Lion Sands – living up to its reputation
I’ve been updating Fodor’s The Complete African Safari Planner, so have been lucky enough to have visited some of South Africa’s finest private game lodges during the last few months.
Although the lodges at Lion Sands are some of the newer kids on the block, the area has been family owned since 1933, and since then 3 generations have been custodians of this wonderful wilderness along one of the best and longest stretches of the great Sabie River in the Sabi Sand Reserve, adjacent to Kruger National Park. Lion Sands has the only full-time ecologist in the reserve.
Today its gorgeous lodges have stellar reputations.
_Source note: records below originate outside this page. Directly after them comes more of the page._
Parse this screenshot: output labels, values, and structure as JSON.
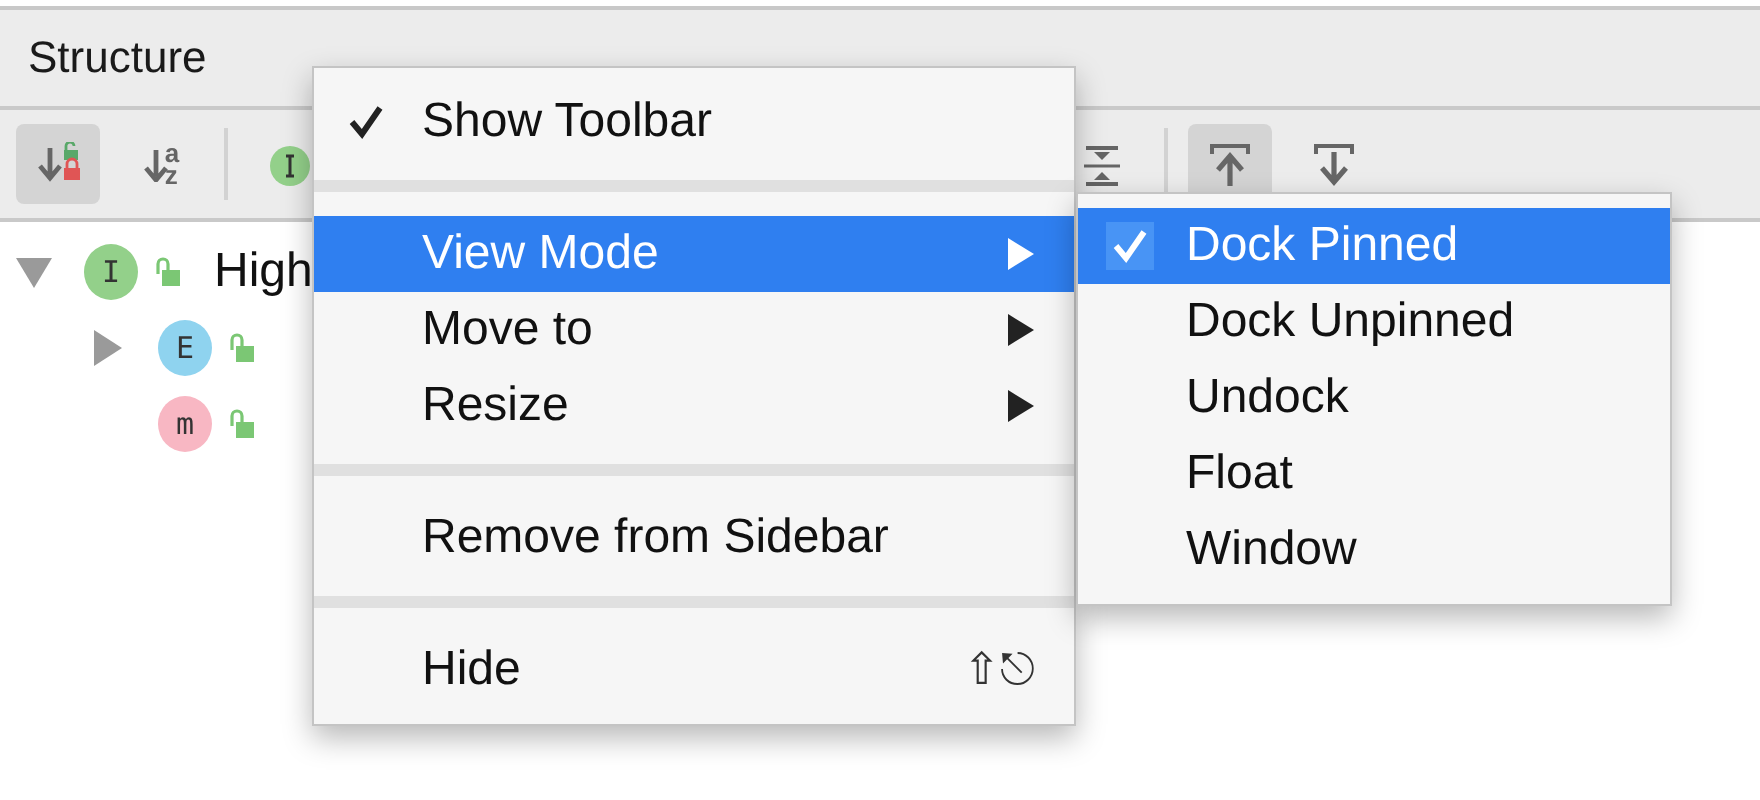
{
  "panel": {
    "title": "Structure"
  },
  "toolbar": [
    {
      "kind": "sort-visibility",
      "selected": true
    },
    {
      "kind": "sort-alpha",
      "selected": false,
      "letters": [
        "a",
        "z"
      ]
    },
    {
      "kind": "inherited",
      "selected": false
    },
    {
      "kind": "collapse",
      "selected": false
    },
    {
      "kind": "separator"
    },
    {
      "kind": "scroll-from",
      "selected": true
    },
    {
      "kind": "scroll-to",
      "selected": false
    }
  ],
  "tree": [
    {
      "badge": "I",
      "color": "#93d08a",
      "label": "High",
      "expanded": true,
      "children": [
        {
          "badge": "E",
          "color": "#8fd3ef",
          "expanded": false
        },
        {
          "badge": "m",
          "color": "#f8b7c3"
        }
      ]
    }
  ],
  "menu": [
    {
      "kind": "item",
      "label": "Show Toolbar",
      "checked": true,
      "selected": false,
      "submenu": false
    },
    {
      "kind": "separator"
    },
    {
      "kind": "item",
      "label": "View Mode",
      "checked": false,
      "selected": true,
      "submenu": true
    },
    {
      "kind": "item",
      "label": "Move to",
      "checked": false,
      "selected": false,
      "submenu": true
    },
    {
      "kind": "item",
      "label": "Resize",
      "checked": false,
      "selected": false,
      "submenu": true
    },
    {
      "kind": "separator"
    },
    {
      "kind": "item",
      "label": "Remove from Sidebar",
      "checked": false,
      "selected": false,
      "submenu": false
    },
    {
      "kind": "separator"
    },
    {
      "kind": "item",
      "label": "Hide",
      "checked": false,
      "selected": false,
      "submenu": false,
      "shortcut": "⇧⎋"
    }
  ],
  "submenu": [
    {
      "label": "Dock Pinned",
      "checked": true,
      "selected": true
    },
    {
      "label": "Dock Unpinned",
      "checked": false,
      "selected": false
    },
    {
      "label": "Undock",
      "checked": false,
      "selected": false
    },
    {
      "label": "Float",
      "checked": false,
      "selected": false
    },
    {
      "label": "Window",
      "checked": false,
      "selected": false
    }
  ]
}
You can choose to stay at the ultra-luxurious Ivory Lodge – haunt of international celebs because of its exclusivity and guaranteed privacy – where you can watch game from the deck of your own rim pool; or opt for the less pricey (but still great) River Lodge, also with stupendous views of the river.
At breakfast recently, we watched a fully grown male leopard prowling along the far river bank while elephants and bushbuck munched their way along the near bank.
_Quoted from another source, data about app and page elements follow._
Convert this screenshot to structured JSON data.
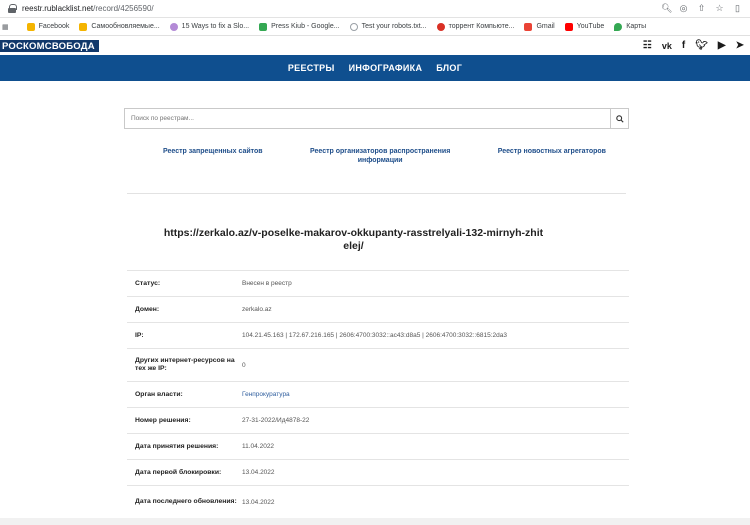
{
  "browser": {
    "url_host": "reestr.rublacklist.net",
    "url_path": "/record/4256590/",
    "bookmarks": [
      {
        "label": "Facebook",
        "color": "#f4b400"
      },
      {
        "label": "Самообновляемые...",
        "color": "#f4b400"
      },
      {
        "label": "15 Ways to fix a Slo...",
        "color": "#b38ad6"
      },
      {
        "label": "Press Kiub - Google...",
        "color": "#34a853"
      },
      {
        "label": "Test your robots.txt...",
        "color": "#9aa0a6"
      },
      {
        "label": "торрент Компьюте...",
        "color": "#d93025"
      },
      {
        "label": "Gmail",
        "color": "#ea4335"
      },
      {
        "label": "YouTube",
        "color": "#ff0000"
      },
      {
        "label": "Карты",
        "color": "#34a853"
      }
    ]
  },
  "site": {
    "logo": "РОСКОМСВОБОДА",
    "nav": [
      "РЕЕСТРЫ",
      "ИНФОГРАФИКА",
      "БЛОГ"
    ]
  },
  "search": {
    "placeholder": "Поиск по реестрам..."
  },
  "links": {
    "banned": "Реестр запрещенных сайтов",
    "organizers": "Реестр организаторов распространения информации",
    "aggregators": "Реестр новостных агрегаторов"
  },
  "record": {
    "title": "https://zerkalo.az/v-poselke-makarov-okkupanty-rasstrelyali-132-mirnyh-zhitelej/",
    "rows": [
      {
        "key": "Статус:",
        "value": "Внесен в реестр"
      },
      {
        "key": "Домен:",
        "value": "zerkalo.az"
      },
      {
        "key": "IP:",
        "value": "104.21.45.163 | 172.67.216.165 | 2606:4700:3032::ac43:d8a5 | 2606:4700:3032::6815:2da3"
      },
      {
        "key": "Других интернет-ресурсов на тех же IP:",
        "value": "0"
      },
      {
        "key": "Орган власти:",
        "value": "Генпрокуратура"
      },
      {
        "key": "Номер решения:",
        "value": "27-31-2022/Ид4878-22"
      },
      {
        "key": "Дата принятия решения:",
        "value": "11.04.2022"
      },
      {
        "key": "Дата первой блокировки:",
        "value": "13.04.2022"
      },
      {
        "key": "Дата последнего обновления:",
        "value": "13.04.2022"
      }
    ]
  }
}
Three generations have been custodians of this wonderful wilderness along one of the best and longest stretches of the great Sabie River in Sabi Sand Reserve, adjacent to Kruger National Park.
If you’ve won the jackpot and have a big family, or want to get a group of friends together, then the spacious family lodge, called 1933, is for you. It comes with 4 suites (all with their own river views), can sleep up to 16 people, and has its own chef, butler, game ranger, pool, gym and wine cellar
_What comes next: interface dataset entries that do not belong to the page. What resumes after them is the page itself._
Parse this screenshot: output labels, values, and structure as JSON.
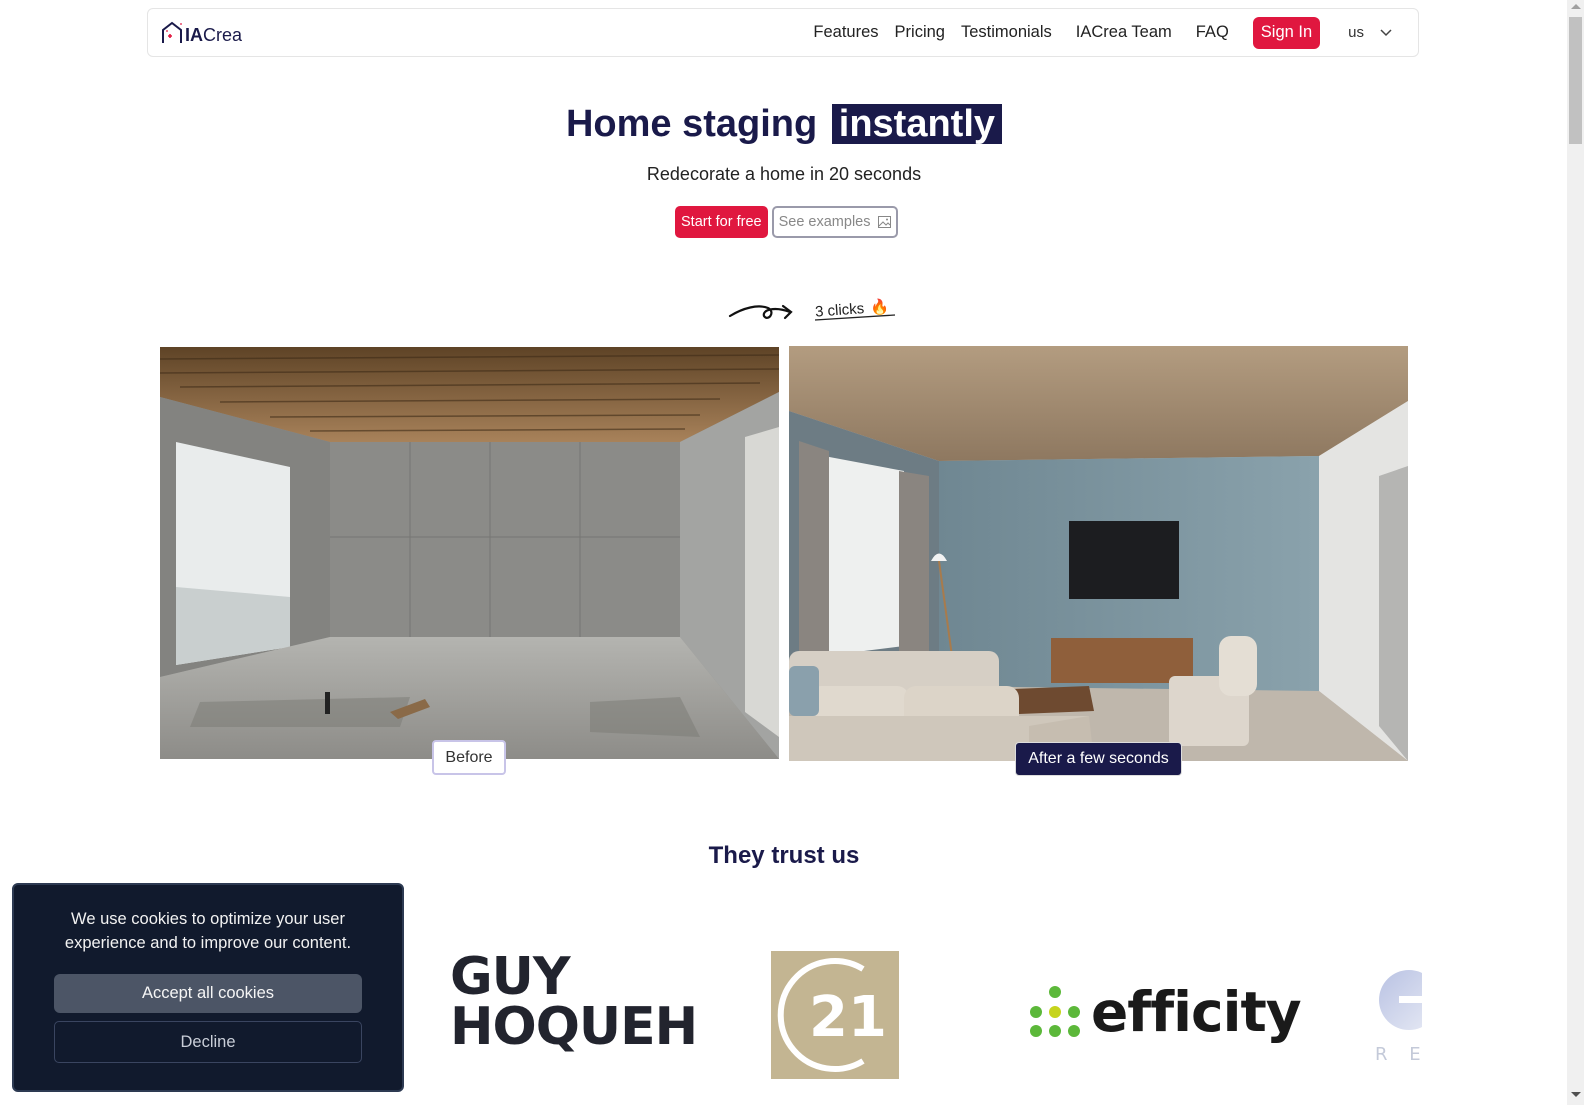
{
  "navbar": {
    "brand_bold": "IA",
    "brand_rest": "Crea",
    "links": [
      {
        "label": "Features"
      },
      {
        "label": "Pricing"
      },
      {
        "label": "Testimonials"
      },
      {
        "label": "IACrea Team"
      },
      {
        "label": "FAQ"
      }
    ],
    "signin_label": "Sign In",
    "language": "us"
  },
  "hero": {
    "title_main": "Home staging",
    "title_highlight": "instantly",
    "subtitle": "Redecorate a home in 20 seconds",
    "start_label": "Start for free",
    "examples_label": "See examples",
    "clicks_label": "3 clicks",
    "clicks_emoji": "🔥"
  },
  "comparison": {
    "before_label": "Before",
    "after_label": "After a few seconds"
  },
  "trust": {
    "title": "They trust us",
    "logos": [
      {
        "name": "GUY HOQUET",
        "line1": "GUY",
        "line2": "HOQUEH"
      },
      {
        "name": "Century 21",
        "text": "21"
      },
      {
        "name": "efficity",
        "text": "efficity"
      },
      {
        "name": "partial logo",
        "text": "R E"
      }
    ]
  },
  "cookie_banner": {
    "message": "We use cookies to optimize your user experience and to improve our content.",
    "accept_label": "Accept all cookies",
    "decline_label": "Decline"
  },
  "colors": {
    "accent": "#e0173f",
    "navy": "#1a1a4a",
    "cookie_bg": "#111a2d"
  }
}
For the ultimate bush experience, sleep out at Chalkley Treehouse – Tarzan and Jane never had it this good.
But if it’s Sabi Sand, then it’s the Big 5 – especially leopard – you’ve come to see. And you certainly won’t be disappointed.
Sabi Sand has the highest density of leopards in the world. We found them even on a very uncharacteristically rainy morning. A mother leopard had killed an impala and dragged it up a jackalberry tree. A small 5-month-old cub was clambering about in the higher branches, while a hopeful hyena circled the trunk waiting for scraps.
On another day we discovered a hyena den where adults and babies of all sizes slept and played in the morning sun.
And don’t forget the birds – there are hundreds of them, especially in summer when the migrants return.
- For more infromation, visit www.lionsands.com.